How to eat the habit burger at home without breaking the law
The habit burger is a fast-food staple.
But, according to new research from The Habit Foundation, it may be eating more than we think.
“A lot of people think it’s healthy,” co-founder and CEO Adam Pash told Fox News.
“But if you’re going to eat something that’s unhealthy, it has to be healthy.
And that means not eating it at all.”
“It’s really important for people to be aware of the health effects of their habits, and make sure that it’s something they’re really committed to,” Pash said.
“It can actually have a big impact on their health.”
Pash and co-author of the new study, Dr. Paul S. Sperling, believe that the habit burgers are not as healthy as they might appear.
They were inspired by the American Heart Association’s Dietary Guidelines, which say, “consumption of more than 1 serving of whole foods and less than 1 cup of solid foods per day is good for heart health.”
They found that the amount of calories in the habit foods were more than twice as much as the amount they were reported to be providing in the Dietary Guidelines.
“We think the takeaway here is to think of these habits as foods that are potentially harmful,” Sperles told FoxNews.com.
“So if you eat one habit burger, that’s three calories and four grams of fat.”
The habit burgers, which are known as “sugarless” burgers, are a staple in fast-casual restaurants and fast-moving fast food chains.
The idea is that eating a single habit burger and eating a salad is equivalent to two burgers.
“The idea is to eat a single behavior and then, once you have it, eat another behavior and repeat that process,” Pish said.
Pash added that the researchers have no way of knowing if the new research is accurate, and he said they do not expect it to be.
“There are certainly many more studies, but these are the only ones we’re aware of,” he said.
The researchers conducted their study with nearly 1,000 adults ages 21 to 65, from a variety of locations in California.
The participants were randomly assigned to one of two groups: 1) eating one habit Burger, which consisted of a burger, a sandwich, and a potato salad, or 2) eating a healthy diet.
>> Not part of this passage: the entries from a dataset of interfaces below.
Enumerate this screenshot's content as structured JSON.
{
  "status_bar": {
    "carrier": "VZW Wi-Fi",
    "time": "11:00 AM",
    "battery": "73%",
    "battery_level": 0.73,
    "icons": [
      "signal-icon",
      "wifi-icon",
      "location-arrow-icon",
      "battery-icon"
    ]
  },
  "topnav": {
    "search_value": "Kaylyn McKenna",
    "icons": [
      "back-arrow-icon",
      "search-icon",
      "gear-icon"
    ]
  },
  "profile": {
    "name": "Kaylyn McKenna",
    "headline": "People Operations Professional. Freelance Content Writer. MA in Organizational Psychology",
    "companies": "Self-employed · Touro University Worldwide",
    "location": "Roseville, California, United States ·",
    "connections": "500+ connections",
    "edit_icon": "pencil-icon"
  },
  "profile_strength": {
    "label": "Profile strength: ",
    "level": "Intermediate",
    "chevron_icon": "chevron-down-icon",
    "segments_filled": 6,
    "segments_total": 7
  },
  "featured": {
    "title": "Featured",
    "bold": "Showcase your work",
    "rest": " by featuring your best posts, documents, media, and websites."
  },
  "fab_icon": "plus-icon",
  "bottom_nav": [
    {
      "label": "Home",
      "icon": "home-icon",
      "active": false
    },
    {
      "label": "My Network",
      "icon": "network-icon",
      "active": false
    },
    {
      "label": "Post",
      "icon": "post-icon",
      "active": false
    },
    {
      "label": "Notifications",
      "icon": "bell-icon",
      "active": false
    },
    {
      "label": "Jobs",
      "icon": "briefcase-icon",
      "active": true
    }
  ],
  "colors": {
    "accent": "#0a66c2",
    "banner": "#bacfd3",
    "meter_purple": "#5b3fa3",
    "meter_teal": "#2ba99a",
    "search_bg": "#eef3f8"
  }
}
The research was supported by the National Institutes of Health and the U.S. Department of Agriculture.